~B. Longum BB536 can increase beneficial microbes such as bifido and lactobacilli. It can be found in Bioclinic Naturals or Life Extension Bifido GI Balan.
~L. Reuteri DSM 17938 has been shown to protect against upper respiratory and GI symptoms. Biogaia Infant Drops found here.
~B. animalis subsp lactic BB-12 decreased respiratory infections in infancy, found in Usana BB12.
~Jarro-dophilus by Jarrow Formulas contains strains found to improve immunity and restore gastric barrier function.
~L. Casei Shirota in Yakult has been found to modulate immunity.
~Turmeric and L-glutamine have both been shown to reduce bacterial translocation.
~Phenols, flavonoids, quinones, tannins and terpenoids can reduce pathogenic microbes while boosting friendly ones. These items tend to be prolific in colorful fruits and vegetables, herbs, tea and cacao. Particularly rich items include green tea, saffron, garlic, moringa, pomegranate, berries, flowers, cinnamon, apple.
~Hyperbaric Oxygen can be extremely helpful for reducing inflammation, restoring gut barrier integrity and reducing pathogenic overload [Memar et al].
Kristina Mitts, RHN, GFT Therapist, Colon Hydrotherapist, SIBO Practitioner, is the lead Practitioner at the Taymount Canada Clinic which specializes in gut health and microbiome restoration. To learn more, email the clinic at email@example.com or visit Kristina’s website www.mindmoodmicrobes.ca

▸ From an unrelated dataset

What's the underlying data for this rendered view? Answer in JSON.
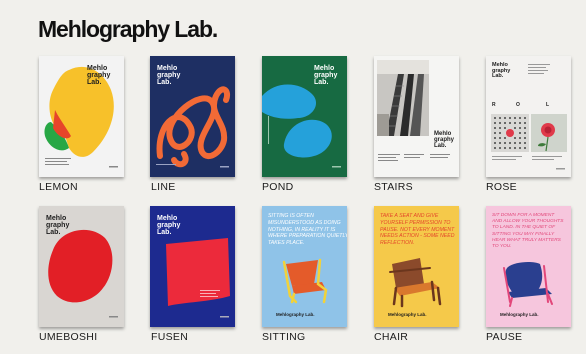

- Wu F, Zhao S, Yu B, Chen Y, Wang W, et al. (2020) Complete genome characterization of a novel coronavirus associated with severe human respiratory disease in Wuhan. China bioRxiv 24.
- Chen L, Liu W, Zhang Q, Xu K, Ye G, et al. (2020) RNA based mNGS approach identifies a novel human coronavirus from two individual pneumonia cases in 2019 Wuhan outbreak. Emerging Microbes & Infections 9: 313–319.
- Chan JFW, Yuan S, Kok KH, To KKW, Chu H, et al. (2020) A familial cluster of pneumonia associated with the 2019 novel coronavirus indicating person-to-person transmission: a study of a family cluster. The Lancet.
- Chakraborty S (2020). The 2019 Wuhan outbreak could be caused by the bacteria prevotella, which is aided by the coronavirus, possibly to adhere to epithelial cells – prevotella is present in huge amounts in patients from both China and Hong Kong. doi:10.31219/osf.io/usztn. URL osf.io/usztn.
- Chakraborty S (2020). The Wuhan coronavirus has integrated in Prevotella, which possibly causes the observed extreme virulence – as sequencing data from 2 different studies in China and Hong-Kong shows unequivocally. doi:10.31219/osf.io/ktngw. URL osf.io/ktngw.
- Memar et al (2019) Hyperbaric Oxygen Therapy: Antimicrobial Mechanisms and clinical application for infections. Biomedicine and Pharmacotherapy (109)